> [What to work on]: Reproduce the listing below character for character; drop every image.

START Data supplied

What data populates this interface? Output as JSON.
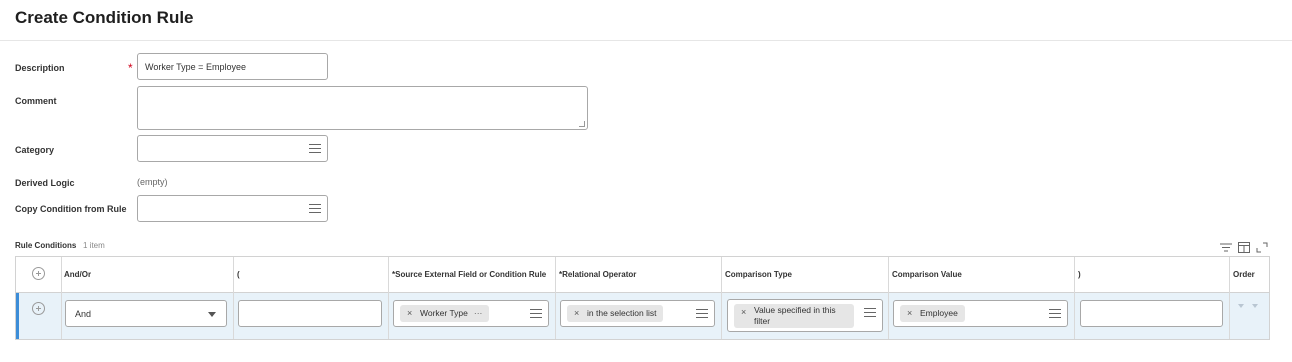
{
  "page": {
    "title": "Create Condition Rule"
  },
  "form": {
    "description": {
      "label": "Description",
      "required_mark": "*",
      "value": "Worker Type = Employee"
    },
    "comment": {
      "label": "Comment",
      "value": ""
    },
    "category": {
      "label": "Category",
      "value": ""
    },
    "derived_logic": {
      "label": "Derived Logic",
      "value": "(empty)"
    },
    "copy_condition": {
      "label": "Copy Condition from Rule",
      "value": ""
    }
  },
  "rule_conditions": {
    "label": "Rule Conditions",
    "count": "1 item",
    "columns": [
      "And/Or",
      "(",
      "*Source External Field or Condition Rule",
      "*Relational Operator",
      "Comparison Type",
      "Comparison Value",
      ")",
      "Order"
    ],
    "rows": [
      {
        "and_or": "And",
        "open_paren": "",
        "source_field": "Worker Type",
        "source_field_more": "···",
        "relational_operator": "in the selection list",
        "comparison_type": "Value specified in this filter",
        "comparison_value": "Employee",
        "close_paren": ""
      }
    ]
  },
  "icons": {
    "remove": "×",
    "toolbar": [
      "filter-icon",
      "columns-icon",
      "expand-icon"
    ]
  },
  "colors": {
    "accent": "#3c8dd8",
    "required": "#d0021b",
    "row_highlight": "#e8f2f9"
  }
}
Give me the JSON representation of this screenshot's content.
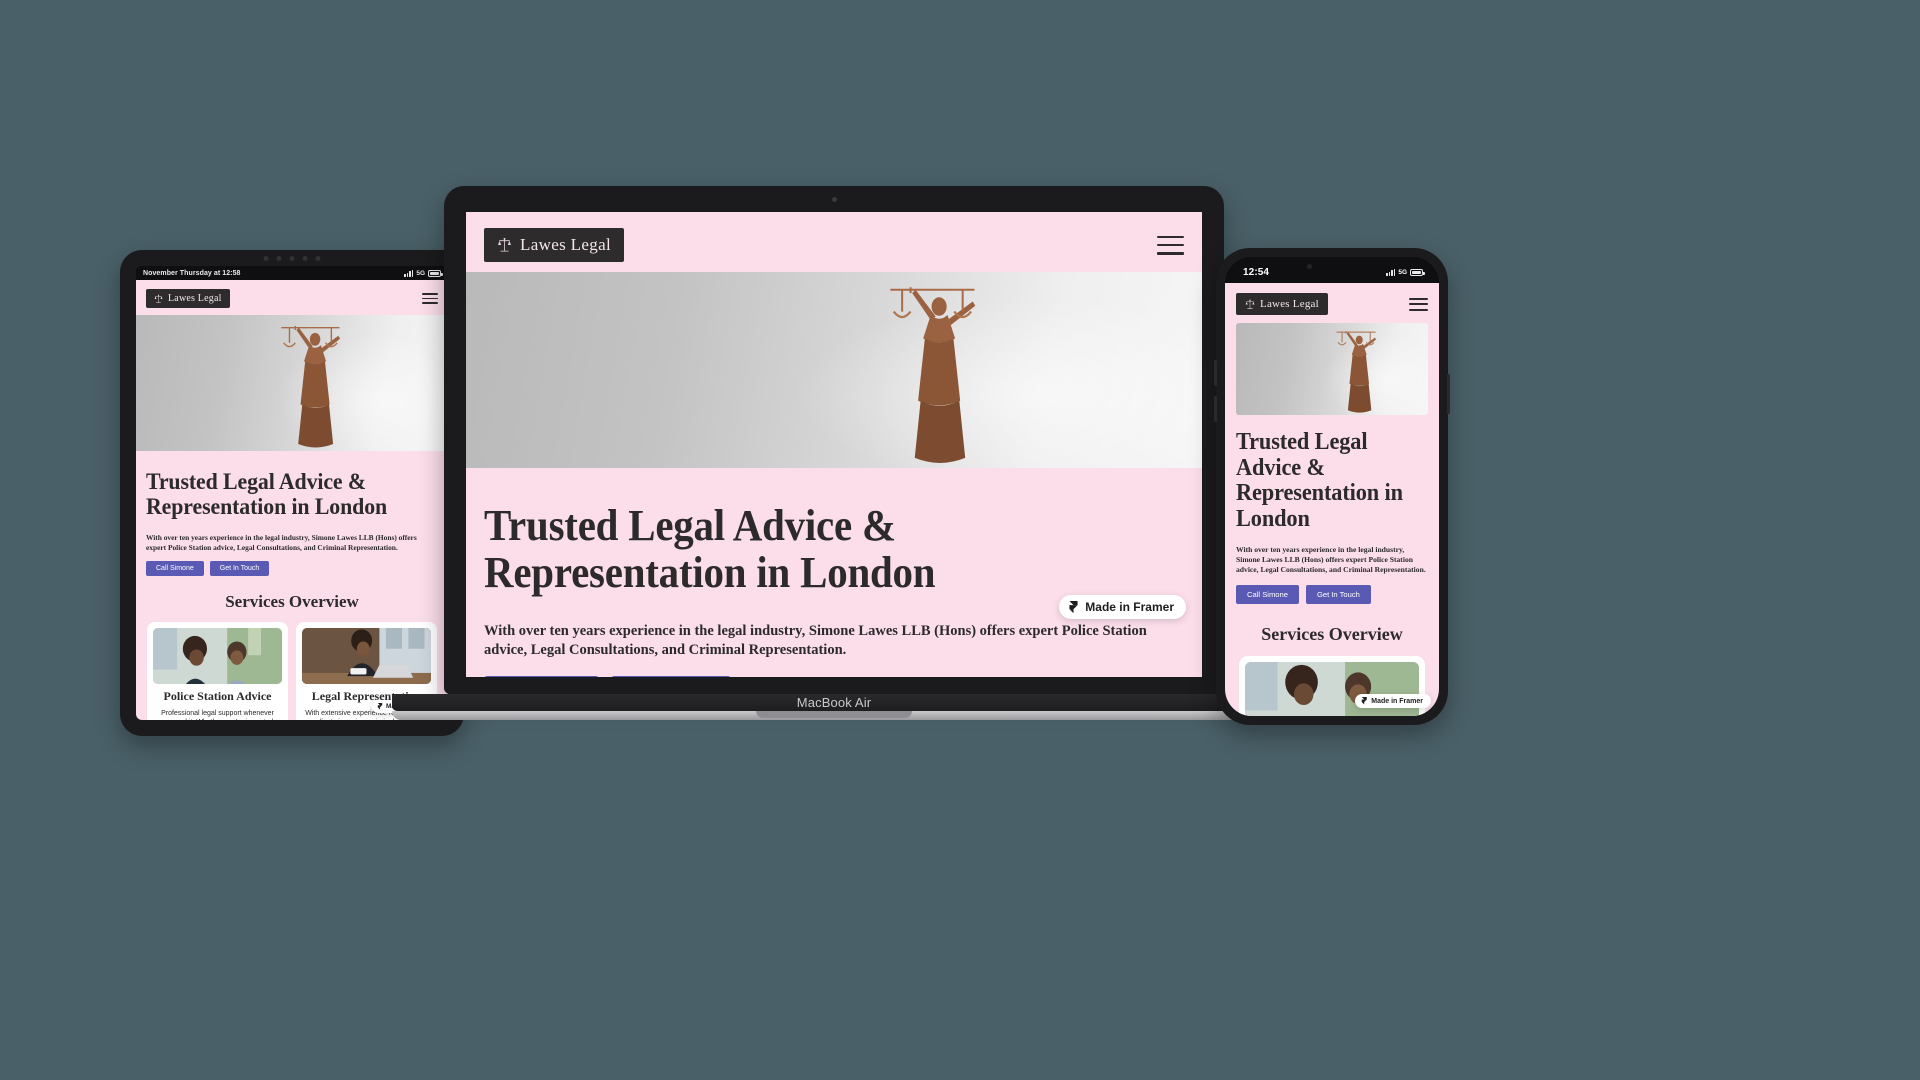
{
  "scene": {
    "background_color": "#4a6068",
    "devices": [
      "tablet",
      "laptop",
      "phone"
    ]
  },
  "brand": {
    "name": "Lawes Legal",
    "logo_icon": "scales-of-justice-icon",
    "chip_bg": "#2e2b2c",
    "chip_text_color": "#f5e6ee",
    "page_bg": "#fcdeeb",
    "accent_color": "#5a5ab4",
    "heading_color": "#2c2a2b"
  },
  "site": {
    "nav": {
      "menu_icon": "hamburger-menu-icon"
    },
    "hero": {
      "image_alt": "lady-justice-statue-with-scales",
      "heading": "Trusted Legal Advice & Representation in London",
      "paragraph": "With over ten years experience in the legal industry, Simone Lawes LLB (Hons) offers expert Police Station advice, Legal Consultations, and Criminal Representation.",
      "buttons": [
        {
          "label": "Call Simone",
          "name": "call-simone-button"
        },
        {
          "label": "Get In Touch",
          "name": "get-in-touch-button"
        }
      ]
    },
    "services": {
      "title": "Services Overview",
      "cards": [
        {
          "title": "Police Station Advice",
          "text": "Professional legal support whenever you need it. Whether you're in custody",
          "image_alt": "two-people-in-consultation"
        },
        {
          "title": "Legal Representation",
          "text": "With extensive experience representing clients in serious criminal cases, Simone",
          "image_alt": "lawyer-working-at-laptop"
        }
      ]
    },
    "badge": {
      "label": "Made in Framer",
      "icon": "framer-logo-icon"
    }
  },
  "laptop": {
    "device_label": "MacBook Air"
  },
  "tablet": {
    "status": {
      "time": "November Thursday at 12:58",
      "network": "5G"
    }
  },
  "phone": {
    "status": {
      "time": "12:54",
      "network": "5G"
    }
  }
}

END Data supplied

> [Response below]:
What data populates this interface? Output as JSON.
{
  "page": {
    "title": "Create Condition Rule"
  },
  "form": {
    "description": {
      "label": "Description",
      "required_mark": "*",
      "value": "Worker Type = Employee"
    },
    "comment": {
      "label": "Comment",
      "value": ""
    },
    "category": {
      "label": "Category",
      "value": ""
    },
    "derived_logic": {
      "label": "Derived Logic",
      "value": "(empty)"
    },
    "copy_condition": {
      "label": "Copy Condition from Rule",
      "value": ""
    }
  },
  "rule_conditions": {
    "label": "Rule Conditions",
    "count": "1 item",
    "columns": [
      "And/Or",
      "(",
      "*Source External Field or Condition Rule",
      "*Relational Operator",
      "Comparison Type",
      "Comparison Value",
      ")",
      "Order"
    ],
    "rows": [
      {
        "and_or": "And",
        "open_paren": "",
        "source_field": "Worker Type",
        "source_field_more": "···",
        "relational_operator": "in the selection list",
        "comparison_type": "Value specified in this filter",
        "comparison_value": "Employee",
        "close_paren": ""
      }
    ]
  },
  "icons": {
    "remove": "×",
    "toolbar": [
      "filter-icon",
      "columns-icon",
      "expand-icon"
    ]
  },
  "colors": {
    "accent": "#3c8dd8",
    "required": "#d0021b",
    "row_highlight": "#e8f2f9"
  }
}
Give me the JSON representation of this screenshot's content.
{
  "scene": {
    "background_color": "#4a6068",
    "devices": [
      "tablet",
      "laptop",
      "phone"
    ]
  },
  "brand": {
    "name": "Lawes Legal",
    "logo_icon": "scales-of-justice-icon",
    "chip_bg": "#2e2b2c",
    "chip_text_color": "#f5e6ee",
    "page_bg": "#fcdeeb",
    "accent_color": "#5a5ab4",
    "heading_color": "#2c2a2b"
  },
  "site": {
    "nav": {
      "menu_icon": "hamburger-menu-icon"
    },
    "hero": {
      "image_alt": "lady-justice-statue-with-scales",
      "heading": "Trusted Legal Advice & Representation in London",
      "paragraph": "With over ten years experience in the legal industry, Simone Lawes LLB (Hons) offers expert Police Station advice, Legal Consultations, and Criminal Representation.",
      "buttons": [
        {
          "label": "Call Simone",
          "name": "call-simone-button"
        },
        {
          "label": "Get In Touch",
          "name": "get-in-touch-button"
        }
      ]
    },
    "services": {
      "title": "Services Overview",
      "cards": [
        {
          "title": "Police Station Advice",
          "text": "Professional legal support whenever you need it. Whether you're in custody",
          "image_alt": "two-people-in-consultation"
        },
        {
          "title": "Legal Representation",
          "text": "With extensive experience representing clients in serious criminal cases, Simone",
          "image_alt": "lawyer-working-at-laptop"
        }
      ]
    },
    "badge": {
      "label": "Made in Framer",
      "icon": "framer-logo-icon"
    }
  },
  "laptop": {
    "device_label": "MacBook Air"
  },
  "tablet": {
    "status": {
      "time": "November Thursday at 12:58",
      "network": "5G"
    }
  },
  "phone": {
    "status": {
      "time": "12:54",
      "network": "5G"
    }
  }
}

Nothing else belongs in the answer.